The workshop sought to analyse the role of private German-Jewish photography between 1933 and 1945. By using visual sources and focussing on the subjective emotional responses of German Jews to political developments during this period, it offered a completely new perspective on Jewish reactions to the Nazi Regime.
Private photographs in particular, frequently collected and arranged in family albums, are a prime medium for documenting a domestic perspective of how individuals situate themselves and their emotions in larger political frameworks and family dynamics.
On the pages of such photographic albums, family history and emotions are folded into narratives of dramatically changing German-Jewish lives.
With a special focus on reactions to National Socialism, the workshop also searched for continuities and ruptures in German Jewish private photography between 1910 and 1950.
A particular emphasis was placed on the inter-medial makeup that characterizes such albums, often composed as scrapbooks containing diary entries, poetry, newspaper clippings and other textual elements alongside the visual material, embedding family history directly in political and cultural currents of the time.
In order to reflect on the specificity of photographic sources for this time period, classical German-Jewish ego-documents such as diaries and letters were also examined.
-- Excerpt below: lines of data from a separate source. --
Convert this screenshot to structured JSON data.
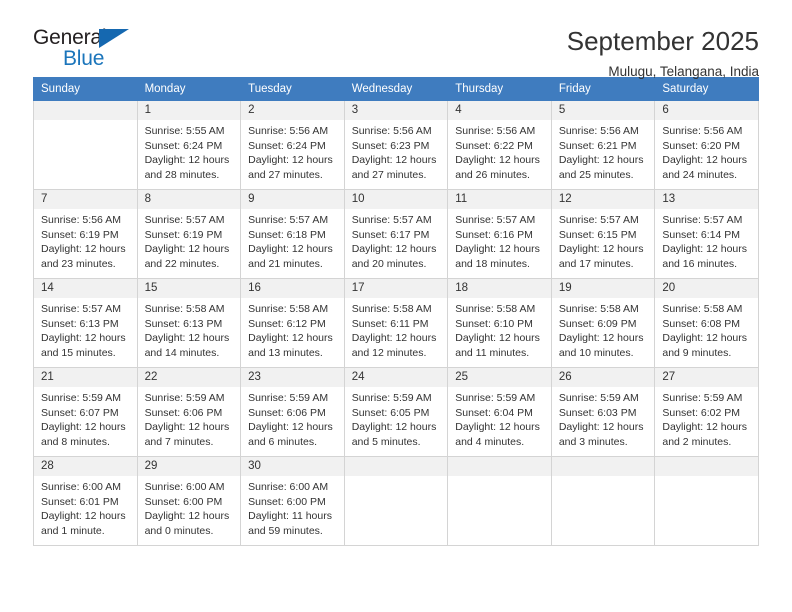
{
  "brand": {
    "name_top": "General",
    "name_bottom": "Blue",
    "color_dark": "#231f20",
    "color_blue": "#1b75bb"
  },
  "header": {
    "title": "September 2025",
    "subtitle": "Mulugu, Telangana, India"
  },
  "theme": {
    "header_bg": "#3f7cbf",
    "header_text": "#ffffff",
    "daynum_bg": "#f1f1f1",
    "grid_line": "#d4d4d4",
    "cell_bg": "#ffffff",
    "text": "#333333"
  },
  "weekdays": [
    "Sunday",
    "Monday",
    "Tuesday",
    "Wednesday",
    "Thursday",
    "Friday",
    "Saturday"
  ],
  "weeks": [
    [
      {
        "day": "",
        "lines": []
      },
      {
        "day": "1",
        "lines": [
          "Sunrise: 5:55 AM",
          "Sunset: 6:24 PM",
          "Daylight: 12 hours",
          "and 28 minutes."
        ]
      },
      {
        "day": "2",
        "lines": [
          "Sunrise: 5:56 AM",
          "Sunset: 6:24 PM",
          "Daylight: 12 hours",
          "and 27 minutes."
        ]
      },
      {
        "day": "3",
        "lines": [
          "Sunrise: 5:56 AM",
          "Sunset: 6:23 PM",
          "Daylight: 12 hours",
          "and 27 minutes."
        ]
      },
      {
        "day": "4",
        "lines": [
          "Sunrise: 5:56 AM",
          "Sunset: 6:22 PM",
          "Daylight: 12 hours",
          "and 26 minutes."
        ]
      },
      {
        "day": "5",
        "lines": [
          "Sunrise: 5:56 AM",
          "Sunset: 6:21 PM",
          "Daylight: 12 hours",
          "and 25 minutes."
        ]
      },
      {
        "day": "6",
        "lines": [
          "Sunrise: 5:56 AM",
          "Sunset: 6:20 PM",
          "Daylight: 12 hours",
          "and 24 minutes."
        ]
      }
    ],
    [
      {
        "day": "7",
        "lines": [
          "Sunrise: 5:56 AM",
          "Sunset: 6:19 PM",
          "Daylight: 12 hours",
          "and 23 minutes."
        ]
      },
      {
        "day": "8",
        "lines": [
          "Sunrise: 5:57 AM",
          "Sunset: 6:19 PM",
          "Daylight: 12 hours",
          "and 22 minutes."
        ]
      },
      {
        "day": "9",
        "lines": [
          "Sunrise: 5:57 AM",
          "Sunset: 6:18 PM",
          "Daylight: 12 hours",
          "and 21 minutes."
        ]
      },
      {
        "day": "10",
        "lines": [
          "Sunrise: 5:57 AM",
          "Sunset: 6:17 PM",
          "Daylight: 12 hours",
          "and 20 minutes."
        ]
      },
      {
        "day": "11",
        "lines": [
          "Sunrise: 5:57 AM",
          "Sunset: 6:16 PM",
          "Daylight: 12 hours",
          "and 18 minutes."
        ]
      },
      {
        "day": "12",
        "lines": [
          "Sunrise: 5:57 AM",
          "Sunset: 6:15 PM",
          "Daylight: 12 hours",
          "and 17 minutes."
        ]
      },
      {
        "day": "13",
        "lines": [
          "Sunrise: 5:57 AM",
          "Sunset: 6:14 PM",
          "Daylight: 12 hours",
          "and 16 minutes."
        ]
      }
    ],
    [
      {
        "day": "14",
        "lines": [
          "Sunrise: 5:57 AM",
          "Sunset: 6:13 PM",
          "Daylight: 12 hours",
          "and 15 minutes."
        ]
      },
      {
        "day": "15",
        "lines": [
          "Sunrise: 5:58 AM",
          "Sunset: 6:13 PM",
          "Daylight: 12 hours",
          "and 14 minutes."
        ]
      },
      {
        "day": "16",
        "lines": [
          "Sunrise: 5:58 AM",
          "Sunset: 6:12 PM",
          "Daylight: 12 hours",
          "and 13 minutes."
        ]
      },
      {
        "day": "17",
        "lines": [
          "Sunrise: 5:58 AM",
          "Sunset: 6:11 PM",
          "Daylight: 12 hours",
          "and 12 minutes."
        ]
      },
      {
        "day": "18",
        "lines": [
          "Sunrise: 5:58 AM",
          "Sunset: 6:10 PM",
          "Daylight: 12 hours",
          "and 11 minutes."
        ]
      },
      {
        "day": "19",
        "lines": [
          "Sunrise: 5:58 AM",
          "Sunset: 6:09 PM",
          "Daylight: 12 hours",
          "and 10 minutes."
        ]
      },
      {
        "day": "20",
        "lines": [
          "Sunrise: 5:58 AM",
          "Sunset: 6:08 PM",
          "Daylight: 12 hours",
          "and 9 minutes."
        ]
      }
    ],
    [
      {
        "day": "21",
        "lines": [
          "Sunrise: 5:59 AM",
          "Sunset: 6:07 PM",
          "Daylight: 12 hours",
          "and 8 minutes."
        ]
      },
      {
        "day": "22",
        "lines": [
          "Sunrise: 5:59 AM",
          "Sunset: 6:06 PM",
          "Daylight: 12 hours",
          "and 7 minutes."
        ]
      },
      {
        "day": "23",
        "lines": [
          "Sunrise: 5:59 AM",
          "Sunset: 6:06 PM",
          "Daylight: 12 hours",
          "and 6 minutes."
        ]
      },
      {
        "day": "24",
        "lines": [
          "Sunrise: 5:59 AM",
          "Sunset: 6:05 PM",
          "Daylight: 12 hours",
          "and 5 minutes."
        ]
      },
      {
        "day": "25",
        "lines": [
          "Sunrise: 5:59 AM",
          "Sunset: 6:04 PM",
          "Daylight: 12 hours",
          "and 4 minutes."
        ]
      },
      {
        "day": "26",
        "lines": [
          "Sunrise: 5:59 AM",
          "Sunset: 6:03 PM",
          "Daylight: 12 hours",
          "and 3 minutes."
        ]
      },
      {
        "day": "27",
        "lines": [
          "Sunrise: 5:59 AM",
          "Sunset: 6:02 PM",
          "Daylight: 12 hours",
          "and 2 minutes."
        ]
      }
    ],
    [
      {
        "day": "28",
        "lines": [
          "Sunrise: 6:00 AM",
          "Sunset: 6:01 PM",
          "Daylight: 12 hours",
          "and 1 minute."
        ]
      },
      {
        "day": "29",
        "lines": [
          "Sunrise: 6:00 AM",
          "Sunset: 6:00 PM",
          "Daylight: 12 hours",
          "and 0 minutes."
        ]
      },
      {
        "day": "30",
        "lines": [
          "Sunrise: 6:00 AM",
          "Sunset: 6:00 PM",
          "Daylight: 11 hours",
          "and 59 minutes."
        ]
      },
      {
        "day": "",
        "lines": []
      },
      {
        "day": "",
        "lines": []
      },
      {
        "day": "",
        "lines": []
      },
      {
        "day": "",
        "lines": []
      }
    ]
  ]
}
The workshop was co-organised by the Leo Baeck Institute London, the Lichtenberg Kolleg, University of Goettingen, and the AHRC project ‘Photography as Political Practice in National Socialism’ (University of Nottingham).
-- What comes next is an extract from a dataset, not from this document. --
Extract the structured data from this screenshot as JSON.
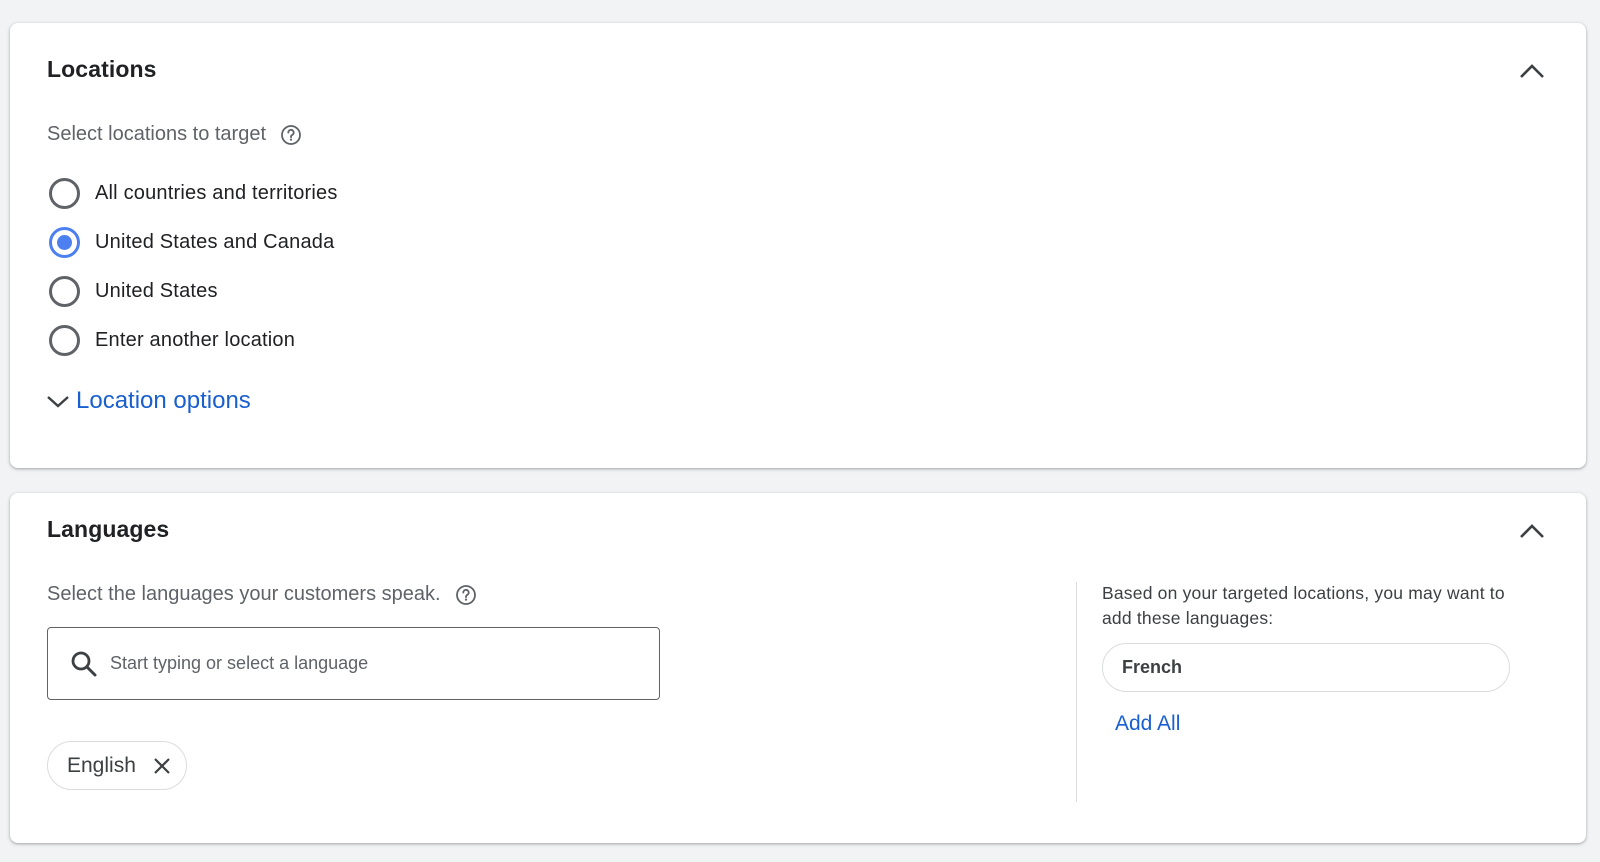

Sunday 11 and Monday 12 November 2018
For more information on the workshop, please refer to the programme here.